Message from the First President
Dr. David T. Barnard, President and Vice-Chancellor
The University of Manitoba is honoured to host the National Centre for Truth and Reconciliation (NCTR).
With this responsibility, the university honours its commitment to build respectful relationships between Indigenous and non-Indigenous peoples. The NCTR provides opportunities for Survivors, families of Survivors, researchers, students, and the public to interact with the oral and documented history of residential schools.
We feel that recognizing the harms done by residential schools, and learning from them, is important to the future of all Canadians, and we are committed to ensuring that the NCTR is used by as many people as possible. We want teachers to share these stories with their students, and parents to share them with their children. We want scholars from our university, our province, our country and around the world to search these records for the profound truths they contain.
Most of all, we want this unique national archive to be accessible to Survivors and their families, so they can connect with the documents, histories and stories that were kept locked away for so long. Our university has embraced the journey of reconciliation and our campuses and the NCTR are places where members of the Indigenous community can share, learn and celebrate rich traditions and histories.
The University of Manitoba has a strong commitment to Indigenous education and to reconciliation. In October 2011, we became the first post-secondary institution in Canada to offer a formal Statement of Apology and Reconciliation to Residential School Survivors. We apologized for failing to recognize or challenge the forced assimilation of Indigenous peoples and the subsequent loss of their languages, culture and traditions. We continue to take active steps that engage both Indigenous and non-Indigenous communities in dialogue, and create new relationships based on mutual understanding and respect.
On behalf of the university, I gratefully acknowledge our extensive network of partners in this journey, and the Truth and Reconciliation Commission of Canada for its confidence in all of us.
We promise to be responsible keepers of the stories that have been gathered and the work still being done. It is our honour to do so.
Dr. David T. Barnard

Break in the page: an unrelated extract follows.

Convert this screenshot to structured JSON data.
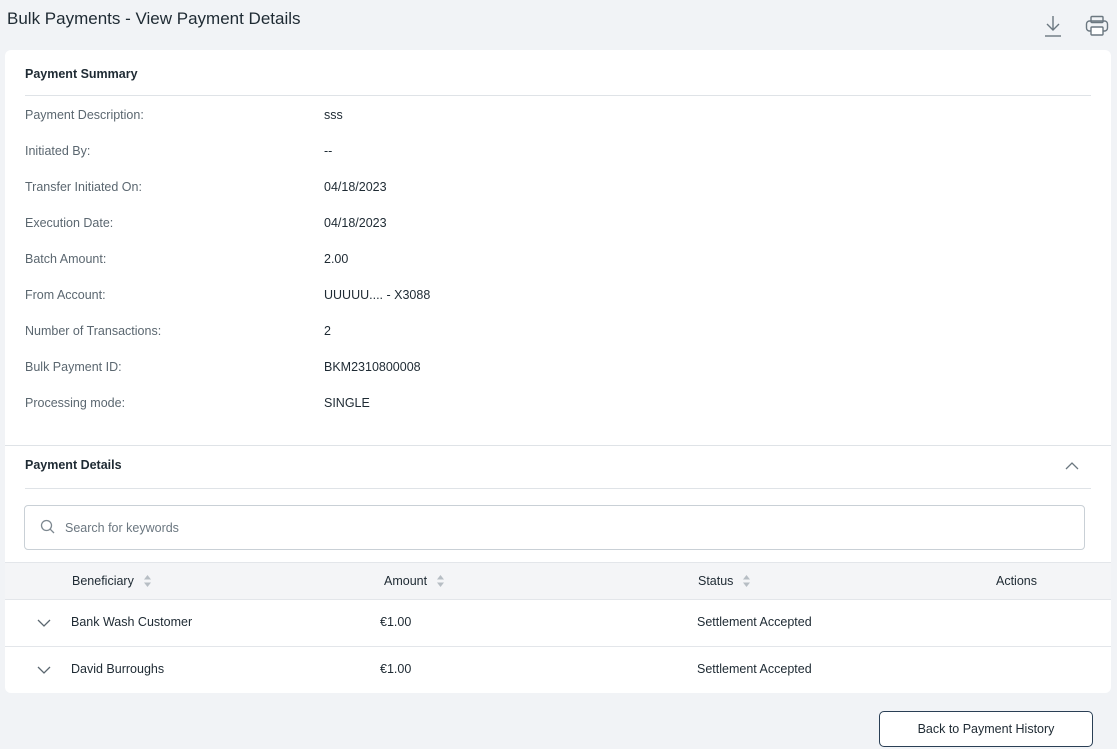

President and Vice-Chancellor
NCTR’s spirit name – bezhig miigwan, meaning “one feather”.
Bezhig miigwan calls upon us to see each Survivor coming to the NCTR as a single eagle feather and to show those Survivors the same respect and attention an eagle feather deserves. It also teaches we are all in this together — we are all one, connected, and it is vital to work together to achieve reconciliation.